**Aim of the task**
Search each line of the data for the word "поиск"; copy every line where it is found.

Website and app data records
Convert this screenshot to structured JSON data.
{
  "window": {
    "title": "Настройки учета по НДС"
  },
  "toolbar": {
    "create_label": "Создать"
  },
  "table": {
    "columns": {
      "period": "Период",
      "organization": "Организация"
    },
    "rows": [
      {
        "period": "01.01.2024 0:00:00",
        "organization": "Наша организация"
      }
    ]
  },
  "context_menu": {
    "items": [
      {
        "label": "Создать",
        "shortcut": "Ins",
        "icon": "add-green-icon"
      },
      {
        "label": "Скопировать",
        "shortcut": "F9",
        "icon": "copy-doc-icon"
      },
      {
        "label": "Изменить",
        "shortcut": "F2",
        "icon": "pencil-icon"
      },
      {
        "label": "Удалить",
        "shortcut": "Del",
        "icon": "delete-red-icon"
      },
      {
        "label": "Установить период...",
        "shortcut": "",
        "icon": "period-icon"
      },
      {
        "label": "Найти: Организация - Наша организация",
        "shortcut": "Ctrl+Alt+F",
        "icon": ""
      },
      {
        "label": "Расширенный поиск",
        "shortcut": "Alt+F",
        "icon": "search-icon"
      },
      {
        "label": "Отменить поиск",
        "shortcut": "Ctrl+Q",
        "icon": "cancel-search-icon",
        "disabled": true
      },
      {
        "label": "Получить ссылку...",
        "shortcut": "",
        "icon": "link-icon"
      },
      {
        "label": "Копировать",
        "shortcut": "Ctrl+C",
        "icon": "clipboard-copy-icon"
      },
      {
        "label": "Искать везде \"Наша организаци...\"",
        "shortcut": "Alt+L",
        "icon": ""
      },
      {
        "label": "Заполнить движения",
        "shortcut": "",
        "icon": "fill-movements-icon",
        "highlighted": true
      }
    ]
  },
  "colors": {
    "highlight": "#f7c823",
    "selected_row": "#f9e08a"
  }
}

**Exercise solution**
        "label": "Расширенный поиск",
        "label": "Отменить поиск",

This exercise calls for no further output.